**Information supplied:**
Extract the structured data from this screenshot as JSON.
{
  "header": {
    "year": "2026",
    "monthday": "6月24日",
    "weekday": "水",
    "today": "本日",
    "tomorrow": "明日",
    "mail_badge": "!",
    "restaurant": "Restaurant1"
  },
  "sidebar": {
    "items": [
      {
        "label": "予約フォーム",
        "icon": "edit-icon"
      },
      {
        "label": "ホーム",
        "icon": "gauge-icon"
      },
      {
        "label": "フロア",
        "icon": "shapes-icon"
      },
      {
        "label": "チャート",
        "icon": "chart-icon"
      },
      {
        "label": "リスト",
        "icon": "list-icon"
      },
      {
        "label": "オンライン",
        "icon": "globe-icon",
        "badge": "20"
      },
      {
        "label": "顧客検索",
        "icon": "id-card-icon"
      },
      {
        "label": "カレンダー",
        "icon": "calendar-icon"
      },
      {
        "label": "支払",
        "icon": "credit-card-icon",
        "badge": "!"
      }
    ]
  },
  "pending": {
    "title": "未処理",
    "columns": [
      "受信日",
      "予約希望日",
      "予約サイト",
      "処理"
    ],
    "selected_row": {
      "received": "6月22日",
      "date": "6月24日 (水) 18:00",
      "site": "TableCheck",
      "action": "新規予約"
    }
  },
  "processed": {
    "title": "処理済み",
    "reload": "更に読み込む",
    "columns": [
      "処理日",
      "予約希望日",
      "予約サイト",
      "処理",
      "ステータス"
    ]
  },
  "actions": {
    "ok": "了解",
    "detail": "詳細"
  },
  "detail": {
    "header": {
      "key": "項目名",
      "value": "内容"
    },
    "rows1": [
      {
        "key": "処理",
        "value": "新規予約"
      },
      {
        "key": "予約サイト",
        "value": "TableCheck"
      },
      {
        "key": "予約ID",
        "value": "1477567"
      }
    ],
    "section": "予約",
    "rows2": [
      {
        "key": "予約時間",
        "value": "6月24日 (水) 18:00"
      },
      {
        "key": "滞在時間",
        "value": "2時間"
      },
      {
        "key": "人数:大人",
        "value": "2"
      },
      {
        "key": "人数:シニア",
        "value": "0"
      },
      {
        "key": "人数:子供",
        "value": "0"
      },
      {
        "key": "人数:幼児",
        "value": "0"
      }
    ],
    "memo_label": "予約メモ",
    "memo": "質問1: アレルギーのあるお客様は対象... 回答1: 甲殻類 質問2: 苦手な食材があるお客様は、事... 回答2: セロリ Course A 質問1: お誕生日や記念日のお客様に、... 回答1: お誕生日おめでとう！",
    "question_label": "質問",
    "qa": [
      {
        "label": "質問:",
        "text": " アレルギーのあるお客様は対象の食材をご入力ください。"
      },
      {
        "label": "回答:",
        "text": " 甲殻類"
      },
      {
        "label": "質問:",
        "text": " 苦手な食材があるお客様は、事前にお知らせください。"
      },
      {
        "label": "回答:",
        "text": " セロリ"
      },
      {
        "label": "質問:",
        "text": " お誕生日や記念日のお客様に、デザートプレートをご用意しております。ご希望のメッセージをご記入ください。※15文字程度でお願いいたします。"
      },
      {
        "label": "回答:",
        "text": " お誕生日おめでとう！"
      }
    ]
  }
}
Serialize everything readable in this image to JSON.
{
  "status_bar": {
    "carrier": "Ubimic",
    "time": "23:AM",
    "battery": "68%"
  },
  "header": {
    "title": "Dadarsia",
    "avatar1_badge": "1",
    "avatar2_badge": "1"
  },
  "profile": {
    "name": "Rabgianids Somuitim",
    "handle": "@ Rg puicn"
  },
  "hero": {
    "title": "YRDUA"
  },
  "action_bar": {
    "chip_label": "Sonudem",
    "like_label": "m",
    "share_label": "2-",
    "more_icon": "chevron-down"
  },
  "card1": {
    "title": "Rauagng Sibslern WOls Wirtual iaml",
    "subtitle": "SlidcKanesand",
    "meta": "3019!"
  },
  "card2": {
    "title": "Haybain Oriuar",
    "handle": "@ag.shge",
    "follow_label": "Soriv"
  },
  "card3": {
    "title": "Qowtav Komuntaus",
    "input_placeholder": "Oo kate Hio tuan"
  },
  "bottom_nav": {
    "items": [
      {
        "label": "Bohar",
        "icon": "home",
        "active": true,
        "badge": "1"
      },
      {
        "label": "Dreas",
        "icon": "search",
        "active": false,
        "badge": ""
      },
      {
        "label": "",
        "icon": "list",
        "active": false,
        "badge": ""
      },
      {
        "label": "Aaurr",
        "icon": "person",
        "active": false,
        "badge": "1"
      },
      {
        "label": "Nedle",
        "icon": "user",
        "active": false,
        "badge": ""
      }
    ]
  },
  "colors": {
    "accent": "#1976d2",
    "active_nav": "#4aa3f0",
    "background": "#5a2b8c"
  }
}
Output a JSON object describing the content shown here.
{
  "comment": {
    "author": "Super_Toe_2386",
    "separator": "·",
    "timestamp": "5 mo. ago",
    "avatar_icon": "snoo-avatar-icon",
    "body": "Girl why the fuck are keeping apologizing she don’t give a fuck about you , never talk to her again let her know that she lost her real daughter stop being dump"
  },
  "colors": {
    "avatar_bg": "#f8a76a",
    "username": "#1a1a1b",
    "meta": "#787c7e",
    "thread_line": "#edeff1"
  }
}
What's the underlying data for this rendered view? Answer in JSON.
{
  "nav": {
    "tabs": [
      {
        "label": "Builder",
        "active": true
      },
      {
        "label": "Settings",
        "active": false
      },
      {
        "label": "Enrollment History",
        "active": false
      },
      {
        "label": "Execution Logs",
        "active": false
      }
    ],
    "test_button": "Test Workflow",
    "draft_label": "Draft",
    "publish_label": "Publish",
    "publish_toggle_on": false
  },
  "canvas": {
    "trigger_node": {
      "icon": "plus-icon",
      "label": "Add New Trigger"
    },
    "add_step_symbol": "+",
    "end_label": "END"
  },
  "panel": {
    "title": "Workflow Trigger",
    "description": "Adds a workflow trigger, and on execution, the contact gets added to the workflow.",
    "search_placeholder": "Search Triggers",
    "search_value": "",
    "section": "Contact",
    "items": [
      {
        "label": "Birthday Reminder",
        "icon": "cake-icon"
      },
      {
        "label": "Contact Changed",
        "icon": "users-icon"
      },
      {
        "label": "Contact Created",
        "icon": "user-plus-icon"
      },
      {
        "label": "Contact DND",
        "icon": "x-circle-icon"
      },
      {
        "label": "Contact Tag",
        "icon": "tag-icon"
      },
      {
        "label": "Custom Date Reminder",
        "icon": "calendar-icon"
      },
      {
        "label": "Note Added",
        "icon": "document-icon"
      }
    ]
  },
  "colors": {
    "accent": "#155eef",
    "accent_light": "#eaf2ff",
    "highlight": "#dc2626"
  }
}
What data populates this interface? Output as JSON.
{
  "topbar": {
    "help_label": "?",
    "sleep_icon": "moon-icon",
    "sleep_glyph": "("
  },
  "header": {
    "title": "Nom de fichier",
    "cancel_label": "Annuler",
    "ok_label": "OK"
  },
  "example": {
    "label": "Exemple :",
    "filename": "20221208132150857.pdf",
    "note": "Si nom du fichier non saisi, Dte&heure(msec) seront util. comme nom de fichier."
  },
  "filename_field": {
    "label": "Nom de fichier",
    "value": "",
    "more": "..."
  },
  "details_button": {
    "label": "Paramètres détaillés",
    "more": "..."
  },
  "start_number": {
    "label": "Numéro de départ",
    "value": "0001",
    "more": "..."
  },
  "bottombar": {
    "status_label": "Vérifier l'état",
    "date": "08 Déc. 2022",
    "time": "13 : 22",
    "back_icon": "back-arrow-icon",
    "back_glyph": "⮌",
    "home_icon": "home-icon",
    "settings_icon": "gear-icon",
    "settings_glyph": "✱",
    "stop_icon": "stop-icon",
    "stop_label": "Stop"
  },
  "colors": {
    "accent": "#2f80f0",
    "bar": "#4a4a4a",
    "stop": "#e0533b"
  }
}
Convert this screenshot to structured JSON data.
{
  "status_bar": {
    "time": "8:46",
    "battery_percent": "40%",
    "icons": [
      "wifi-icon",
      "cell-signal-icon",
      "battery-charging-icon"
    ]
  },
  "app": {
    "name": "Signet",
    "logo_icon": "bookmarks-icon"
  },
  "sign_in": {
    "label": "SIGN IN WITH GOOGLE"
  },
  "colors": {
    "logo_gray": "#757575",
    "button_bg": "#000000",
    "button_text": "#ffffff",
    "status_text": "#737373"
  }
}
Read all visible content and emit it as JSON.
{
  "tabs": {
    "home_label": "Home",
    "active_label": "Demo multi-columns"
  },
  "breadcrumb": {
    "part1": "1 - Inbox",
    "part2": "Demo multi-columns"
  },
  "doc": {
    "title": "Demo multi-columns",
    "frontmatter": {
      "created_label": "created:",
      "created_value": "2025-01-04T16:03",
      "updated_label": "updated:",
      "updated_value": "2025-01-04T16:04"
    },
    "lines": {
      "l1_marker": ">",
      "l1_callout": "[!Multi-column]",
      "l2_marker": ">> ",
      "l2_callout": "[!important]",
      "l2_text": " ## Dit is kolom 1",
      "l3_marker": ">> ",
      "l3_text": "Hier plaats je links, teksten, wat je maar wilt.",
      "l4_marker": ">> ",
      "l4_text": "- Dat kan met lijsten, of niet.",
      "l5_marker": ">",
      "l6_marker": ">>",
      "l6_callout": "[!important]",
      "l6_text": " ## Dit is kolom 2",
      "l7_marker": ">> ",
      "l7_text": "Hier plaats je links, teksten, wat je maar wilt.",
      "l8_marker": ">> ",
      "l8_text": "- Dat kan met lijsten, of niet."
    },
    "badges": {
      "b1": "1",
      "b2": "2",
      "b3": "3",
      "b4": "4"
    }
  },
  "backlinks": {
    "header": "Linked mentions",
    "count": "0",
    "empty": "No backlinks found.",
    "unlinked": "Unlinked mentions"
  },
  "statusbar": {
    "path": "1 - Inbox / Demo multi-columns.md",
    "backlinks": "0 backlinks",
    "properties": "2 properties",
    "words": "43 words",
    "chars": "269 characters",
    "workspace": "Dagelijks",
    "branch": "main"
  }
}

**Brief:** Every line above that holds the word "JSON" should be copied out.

**Your solution:**
Extract the structured data from this screenshot as JSON.
Serialize everything readable in this image to JSON.
Output a JSON object describing the content shown here.
What's the underlying data for this rendered view? Answer in JSON.
What data populates this interface? Output as JSON.
Convert this screenshot to structured JSON data.
Read all visible content and emit it as JSON.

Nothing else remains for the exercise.